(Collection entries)
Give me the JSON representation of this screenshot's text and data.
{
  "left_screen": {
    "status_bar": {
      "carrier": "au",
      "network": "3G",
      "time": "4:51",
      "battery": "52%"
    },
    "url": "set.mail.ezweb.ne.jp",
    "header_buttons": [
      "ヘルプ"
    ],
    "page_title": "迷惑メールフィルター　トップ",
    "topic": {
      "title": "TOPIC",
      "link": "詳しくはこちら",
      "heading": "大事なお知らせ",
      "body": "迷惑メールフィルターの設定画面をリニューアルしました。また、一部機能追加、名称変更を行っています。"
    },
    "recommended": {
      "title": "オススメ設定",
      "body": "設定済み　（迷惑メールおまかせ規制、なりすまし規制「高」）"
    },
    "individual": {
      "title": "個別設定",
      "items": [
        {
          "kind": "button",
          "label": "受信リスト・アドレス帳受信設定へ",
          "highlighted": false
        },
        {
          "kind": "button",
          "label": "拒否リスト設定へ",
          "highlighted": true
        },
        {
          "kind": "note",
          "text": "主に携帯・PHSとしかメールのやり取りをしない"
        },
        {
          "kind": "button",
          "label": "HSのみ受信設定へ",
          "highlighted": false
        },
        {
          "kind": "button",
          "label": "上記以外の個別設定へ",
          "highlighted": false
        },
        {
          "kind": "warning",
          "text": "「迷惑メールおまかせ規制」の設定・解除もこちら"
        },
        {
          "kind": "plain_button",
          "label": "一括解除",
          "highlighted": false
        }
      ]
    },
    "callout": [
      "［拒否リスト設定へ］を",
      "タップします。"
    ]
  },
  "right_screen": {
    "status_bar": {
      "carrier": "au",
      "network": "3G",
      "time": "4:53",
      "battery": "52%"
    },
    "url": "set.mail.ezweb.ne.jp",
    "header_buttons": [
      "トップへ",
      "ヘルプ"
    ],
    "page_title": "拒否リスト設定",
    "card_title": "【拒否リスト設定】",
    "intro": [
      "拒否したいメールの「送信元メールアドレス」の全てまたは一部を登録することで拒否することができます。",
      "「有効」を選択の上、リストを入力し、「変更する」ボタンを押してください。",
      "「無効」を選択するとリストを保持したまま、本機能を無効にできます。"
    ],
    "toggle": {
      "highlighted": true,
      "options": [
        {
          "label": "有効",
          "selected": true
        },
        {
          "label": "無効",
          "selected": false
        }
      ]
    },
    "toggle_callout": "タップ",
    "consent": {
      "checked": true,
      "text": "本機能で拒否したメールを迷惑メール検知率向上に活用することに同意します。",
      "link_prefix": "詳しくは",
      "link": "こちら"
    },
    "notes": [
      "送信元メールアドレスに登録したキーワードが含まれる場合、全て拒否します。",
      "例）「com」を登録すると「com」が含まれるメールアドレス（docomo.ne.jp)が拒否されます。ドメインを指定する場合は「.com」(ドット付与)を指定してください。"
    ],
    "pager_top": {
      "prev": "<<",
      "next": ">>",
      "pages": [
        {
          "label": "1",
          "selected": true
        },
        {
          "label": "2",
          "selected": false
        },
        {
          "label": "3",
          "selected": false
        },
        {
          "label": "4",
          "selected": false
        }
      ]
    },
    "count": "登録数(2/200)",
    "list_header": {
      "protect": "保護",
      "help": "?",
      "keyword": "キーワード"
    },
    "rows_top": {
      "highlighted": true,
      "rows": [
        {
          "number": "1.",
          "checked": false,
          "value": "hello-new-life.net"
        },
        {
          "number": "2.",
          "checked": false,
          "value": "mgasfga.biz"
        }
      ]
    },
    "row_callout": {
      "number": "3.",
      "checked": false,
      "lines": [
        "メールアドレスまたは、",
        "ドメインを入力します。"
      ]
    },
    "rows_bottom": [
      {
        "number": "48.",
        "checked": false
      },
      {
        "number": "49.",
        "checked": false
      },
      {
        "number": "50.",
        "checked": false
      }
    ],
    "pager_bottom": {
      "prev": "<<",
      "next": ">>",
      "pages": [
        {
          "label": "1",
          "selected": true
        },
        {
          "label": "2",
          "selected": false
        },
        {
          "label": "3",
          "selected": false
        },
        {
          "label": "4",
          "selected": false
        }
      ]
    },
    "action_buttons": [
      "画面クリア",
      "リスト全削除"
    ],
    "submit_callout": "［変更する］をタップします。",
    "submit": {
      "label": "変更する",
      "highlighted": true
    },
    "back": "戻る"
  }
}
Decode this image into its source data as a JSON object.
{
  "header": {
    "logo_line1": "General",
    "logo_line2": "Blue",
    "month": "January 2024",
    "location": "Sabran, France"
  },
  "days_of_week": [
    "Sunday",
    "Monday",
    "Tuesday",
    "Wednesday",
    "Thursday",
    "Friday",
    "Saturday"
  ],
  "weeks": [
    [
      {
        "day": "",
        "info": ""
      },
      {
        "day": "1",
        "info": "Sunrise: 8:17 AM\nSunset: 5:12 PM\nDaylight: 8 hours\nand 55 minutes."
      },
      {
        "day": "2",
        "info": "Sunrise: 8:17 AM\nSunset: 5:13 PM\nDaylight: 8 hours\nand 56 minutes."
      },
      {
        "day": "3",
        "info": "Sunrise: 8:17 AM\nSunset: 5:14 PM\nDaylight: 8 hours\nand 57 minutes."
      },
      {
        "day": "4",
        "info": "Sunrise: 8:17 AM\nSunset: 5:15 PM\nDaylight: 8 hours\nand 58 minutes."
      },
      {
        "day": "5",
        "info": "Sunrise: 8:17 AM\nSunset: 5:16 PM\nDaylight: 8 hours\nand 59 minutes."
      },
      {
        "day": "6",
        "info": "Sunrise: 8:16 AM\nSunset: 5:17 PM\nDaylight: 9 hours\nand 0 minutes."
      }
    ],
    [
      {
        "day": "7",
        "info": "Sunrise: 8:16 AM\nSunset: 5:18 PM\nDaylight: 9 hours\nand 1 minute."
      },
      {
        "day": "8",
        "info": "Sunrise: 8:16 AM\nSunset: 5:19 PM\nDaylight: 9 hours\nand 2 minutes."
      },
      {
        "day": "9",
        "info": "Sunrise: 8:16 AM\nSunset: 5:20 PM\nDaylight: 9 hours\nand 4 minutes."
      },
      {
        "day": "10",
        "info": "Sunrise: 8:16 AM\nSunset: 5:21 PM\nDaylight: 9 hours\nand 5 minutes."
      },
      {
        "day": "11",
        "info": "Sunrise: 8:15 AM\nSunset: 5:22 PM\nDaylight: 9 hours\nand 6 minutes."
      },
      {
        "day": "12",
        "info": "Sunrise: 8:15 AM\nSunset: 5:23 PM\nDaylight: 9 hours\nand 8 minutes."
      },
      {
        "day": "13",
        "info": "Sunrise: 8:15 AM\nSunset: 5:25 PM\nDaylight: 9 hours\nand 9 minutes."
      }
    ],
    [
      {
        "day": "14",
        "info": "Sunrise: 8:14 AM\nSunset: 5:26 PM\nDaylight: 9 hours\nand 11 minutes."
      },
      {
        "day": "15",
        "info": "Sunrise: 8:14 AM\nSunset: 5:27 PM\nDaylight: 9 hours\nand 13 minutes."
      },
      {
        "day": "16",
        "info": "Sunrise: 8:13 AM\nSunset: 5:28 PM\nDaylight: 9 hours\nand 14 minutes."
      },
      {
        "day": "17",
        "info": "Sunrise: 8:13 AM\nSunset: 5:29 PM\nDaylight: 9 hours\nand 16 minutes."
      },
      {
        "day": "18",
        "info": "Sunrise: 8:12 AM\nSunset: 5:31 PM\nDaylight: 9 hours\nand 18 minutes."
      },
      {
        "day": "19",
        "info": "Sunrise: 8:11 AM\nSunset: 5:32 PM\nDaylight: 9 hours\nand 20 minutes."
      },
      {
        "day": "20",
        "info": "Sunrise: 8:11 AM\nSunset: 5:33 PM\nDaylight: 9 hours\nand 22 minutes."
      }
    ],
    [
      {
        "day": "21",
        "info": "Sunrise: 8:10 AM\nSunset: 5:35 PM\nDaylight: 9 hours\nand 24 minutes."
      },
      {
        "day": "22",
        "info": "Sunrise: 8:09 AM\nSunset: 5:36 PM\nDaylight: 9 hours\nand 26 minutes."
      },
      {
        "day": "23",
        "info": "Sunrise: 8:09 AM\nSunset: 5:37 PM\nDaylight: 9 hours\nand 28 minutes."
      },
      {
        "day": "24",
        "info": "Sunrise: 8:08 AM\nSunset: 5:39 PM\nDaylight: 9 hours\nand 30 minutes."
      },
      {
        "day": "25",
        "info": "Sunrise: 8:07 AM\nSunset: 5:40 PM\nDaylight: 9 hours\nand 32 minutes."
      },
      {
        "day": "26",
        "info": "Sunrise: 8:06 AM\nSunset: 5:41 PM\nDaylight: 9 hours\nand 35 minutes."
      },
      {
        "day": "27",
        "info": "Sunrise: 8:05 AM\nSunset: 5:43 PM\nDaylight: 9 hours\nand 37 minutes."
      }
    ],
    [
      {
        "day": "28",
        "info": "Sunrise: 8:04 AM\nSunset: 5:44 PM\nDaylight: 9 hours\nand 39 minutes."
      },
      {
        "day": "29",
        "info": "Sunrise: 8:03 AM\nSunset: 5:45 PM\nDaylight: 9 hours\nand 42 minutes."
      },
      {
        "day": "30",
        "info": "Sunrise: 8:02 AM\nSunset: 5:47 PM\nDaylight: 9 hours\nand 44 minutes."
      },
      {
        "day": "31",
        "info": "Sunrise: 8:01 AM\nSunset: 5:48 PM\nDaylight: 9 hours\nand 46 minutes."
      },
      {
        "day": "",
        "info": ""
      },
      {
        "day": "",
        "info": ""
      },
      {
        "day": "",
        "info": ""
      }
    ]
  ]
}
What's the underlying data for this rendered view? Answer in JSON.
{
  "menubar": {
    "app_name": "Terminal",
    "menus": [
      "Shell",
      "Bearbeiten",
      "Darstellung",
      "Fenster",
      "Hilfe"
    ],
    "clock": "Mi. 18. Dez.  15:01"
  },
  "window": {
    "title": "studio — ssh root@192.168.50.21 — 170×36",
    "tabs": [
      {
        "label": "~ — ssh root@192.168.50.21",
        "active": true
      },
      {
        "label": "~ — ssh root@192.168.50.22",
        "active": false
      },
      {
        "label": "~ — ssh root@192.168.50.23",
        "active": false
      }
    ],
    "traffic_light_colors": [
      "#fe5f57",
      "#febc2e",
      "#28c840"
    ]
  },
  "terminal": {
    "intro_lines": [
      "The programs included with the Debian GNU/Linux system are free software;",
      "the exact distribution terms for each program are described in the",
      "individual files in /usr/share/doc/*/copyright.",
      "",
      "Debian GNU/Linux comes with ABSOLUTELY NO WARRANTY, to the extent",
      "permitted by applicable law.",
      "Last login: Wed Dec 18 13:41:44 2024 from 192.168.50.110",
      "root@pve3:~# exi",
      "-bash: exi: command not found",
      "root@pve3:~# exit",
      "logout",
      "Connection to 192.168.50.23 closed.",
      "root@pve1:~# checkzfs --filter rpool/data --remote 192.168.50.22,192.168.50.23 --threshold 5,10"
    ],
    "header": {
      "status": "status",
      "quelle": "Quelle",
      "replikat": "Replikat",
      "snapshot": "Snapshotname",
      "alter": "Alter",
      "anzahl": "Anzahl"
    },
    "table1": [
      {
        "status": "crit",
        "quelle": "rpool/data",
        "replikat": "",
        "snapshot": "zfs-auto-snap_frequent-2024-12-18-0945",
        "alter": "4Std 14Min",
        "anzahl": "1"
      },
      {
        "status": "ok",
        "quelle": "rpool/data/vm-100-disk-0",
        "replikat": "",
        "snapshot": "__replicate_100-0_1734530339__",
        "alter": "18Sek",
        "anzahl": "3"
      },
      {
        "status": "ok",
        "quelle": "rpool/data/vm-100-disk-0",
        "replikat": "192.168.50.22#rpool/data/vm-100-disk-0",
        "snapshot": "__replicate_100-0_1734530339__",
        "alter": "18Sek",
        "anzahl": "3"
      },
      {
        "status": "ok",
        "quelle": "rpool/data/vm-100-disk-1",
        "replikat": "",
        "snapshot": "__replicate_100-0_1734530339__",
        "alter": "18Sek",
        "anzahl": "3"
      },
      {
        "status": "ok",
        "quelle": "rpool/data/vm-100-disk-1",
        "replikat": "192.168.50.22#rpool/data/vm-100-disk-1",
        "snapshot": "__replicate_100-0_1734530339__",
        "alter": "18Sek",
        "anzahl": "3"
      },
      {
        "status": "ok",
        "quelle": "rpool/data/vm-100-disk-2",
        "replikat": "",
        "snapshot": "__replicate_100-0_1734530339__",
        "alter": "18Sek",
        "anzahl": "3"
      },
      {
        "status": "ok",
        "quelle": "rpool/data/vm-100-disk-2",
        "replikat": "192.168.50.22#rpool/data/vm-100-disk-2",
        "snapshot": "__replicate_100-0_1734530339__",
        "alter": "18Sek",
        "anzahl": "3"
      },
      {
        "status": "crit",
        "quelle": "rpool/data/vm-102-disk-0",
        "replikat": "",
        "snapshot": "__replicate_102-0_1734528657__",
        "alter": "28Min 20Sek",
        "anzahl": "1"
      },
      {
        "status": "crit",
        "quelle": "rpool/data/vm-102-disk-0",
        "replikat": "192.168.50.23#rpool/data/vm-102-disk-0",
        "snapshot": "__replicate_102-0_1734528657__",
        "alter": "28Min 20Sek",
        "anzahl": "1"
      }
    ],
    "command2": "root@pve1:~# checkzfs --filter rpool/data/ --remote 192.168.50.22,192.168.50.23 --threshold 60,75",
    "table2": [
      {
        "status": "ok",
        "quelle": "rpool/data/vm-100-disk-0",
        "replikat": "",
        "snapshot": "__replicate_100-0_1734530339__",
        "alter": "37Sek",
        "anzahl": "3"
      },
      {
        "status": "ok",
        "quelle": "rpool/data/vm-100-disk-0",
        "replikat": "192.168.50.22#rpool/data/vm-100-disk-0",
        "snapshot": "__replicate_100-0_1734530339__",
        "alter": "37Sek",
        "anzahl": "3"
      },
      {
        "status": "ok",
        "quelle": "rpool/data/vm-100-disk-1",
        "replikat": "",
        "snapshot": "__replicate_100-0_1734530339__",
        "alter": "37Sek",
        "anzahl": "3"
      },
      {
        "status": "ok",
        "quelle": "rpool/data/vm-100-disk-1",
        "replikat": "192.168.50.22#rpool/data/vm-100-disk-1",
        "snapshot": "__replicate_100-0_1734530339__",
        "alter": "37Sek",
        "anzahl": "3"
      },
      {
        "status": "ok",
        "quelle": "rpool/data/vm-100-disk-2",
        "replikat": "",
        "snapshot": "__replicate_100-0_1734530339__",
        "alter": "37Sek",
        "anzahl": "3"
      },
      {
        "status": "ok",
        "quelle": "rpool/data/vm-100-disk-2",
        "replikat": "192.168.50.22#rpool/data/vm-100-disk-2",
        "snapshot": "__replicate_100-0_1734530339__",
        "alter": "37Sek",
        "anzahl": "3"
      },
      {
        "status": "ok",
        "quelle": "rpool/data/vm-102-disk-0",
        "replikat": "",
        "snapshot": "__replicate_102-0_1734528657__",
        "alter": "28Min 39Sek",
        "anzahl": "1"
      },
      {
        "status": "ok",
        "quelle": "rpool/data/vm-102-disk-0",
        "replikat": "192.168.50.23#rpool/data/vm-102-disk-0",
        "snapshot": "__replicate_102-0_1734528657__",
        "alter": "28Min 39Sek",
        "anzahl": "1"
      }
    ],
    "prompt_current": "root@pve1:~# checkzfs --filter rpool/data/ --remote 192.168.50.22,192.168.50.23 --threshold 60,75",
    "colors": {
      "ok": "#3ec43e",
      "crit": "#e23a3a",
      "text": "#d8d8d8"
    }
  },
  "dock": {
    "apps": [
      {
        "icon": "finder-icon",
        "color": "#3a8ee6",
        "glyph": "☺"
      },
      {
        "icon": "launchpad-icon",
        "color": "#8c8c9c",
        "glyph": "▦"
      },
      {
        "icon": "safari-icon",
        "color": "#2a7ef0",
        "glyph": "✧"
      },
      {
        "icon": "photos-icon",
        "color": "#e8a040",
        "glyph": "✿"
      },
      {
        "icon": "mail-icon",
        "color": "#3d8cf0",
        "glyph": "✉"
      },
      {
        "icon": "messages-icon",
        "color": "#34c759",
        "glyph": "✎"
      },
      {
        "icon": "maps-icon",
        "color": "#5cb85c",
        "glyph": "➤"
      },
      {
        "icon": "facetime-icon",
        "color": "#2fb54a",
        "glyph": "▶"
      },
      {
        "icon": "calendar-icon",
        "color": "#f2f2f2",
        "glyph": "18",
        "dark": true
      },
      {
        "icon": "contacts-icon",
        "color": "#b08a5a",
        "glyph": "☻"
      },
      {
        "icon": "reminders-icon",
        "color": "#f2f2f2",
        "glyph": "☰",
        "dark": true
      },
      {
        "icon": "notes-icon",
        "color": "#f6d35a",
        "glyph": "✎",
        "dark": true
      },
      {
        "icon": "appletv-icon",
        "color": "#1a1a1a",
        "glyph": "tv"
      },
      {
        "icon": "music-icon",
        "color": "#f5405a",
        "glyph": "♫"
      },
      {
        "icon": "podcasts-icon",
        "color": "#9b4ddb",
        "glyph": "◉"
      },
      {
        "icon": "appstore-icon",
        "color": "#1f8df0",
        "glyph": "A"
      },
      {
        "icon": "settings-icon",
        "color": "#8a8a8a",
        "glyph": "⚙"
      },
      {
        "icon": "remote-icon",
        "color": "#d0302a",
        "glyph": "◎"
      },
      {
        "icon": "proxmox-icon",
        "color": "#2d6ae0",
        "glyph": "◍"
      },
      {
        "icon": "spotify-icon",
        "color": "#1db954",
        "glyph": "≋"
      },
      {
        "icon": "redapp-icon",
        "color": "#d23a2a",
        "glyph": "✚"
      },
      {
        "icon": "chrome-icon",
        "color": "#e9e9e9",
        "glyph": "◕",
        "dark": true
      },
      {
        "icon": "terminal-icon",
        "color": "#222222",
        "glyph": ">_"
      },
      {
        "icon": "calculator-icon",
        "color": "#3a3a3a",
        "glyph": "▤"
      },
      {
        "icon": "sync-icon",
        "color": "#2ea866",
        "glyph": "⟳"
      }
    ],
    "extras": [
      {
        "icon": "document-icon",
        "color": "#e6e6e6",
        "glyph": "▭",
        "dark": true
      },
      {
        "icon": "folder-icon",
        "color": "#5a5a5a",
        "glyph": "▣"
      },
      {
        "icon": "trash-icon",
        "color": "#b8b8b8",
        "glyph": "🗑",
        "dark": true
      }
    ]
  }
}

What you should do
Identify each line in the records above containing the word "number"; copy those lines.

Problem solution
          "number": "1.",
          "number": "2.",
      "number": "3.",
        "number": "48.",
        "number": "49.",
        "number": "50.",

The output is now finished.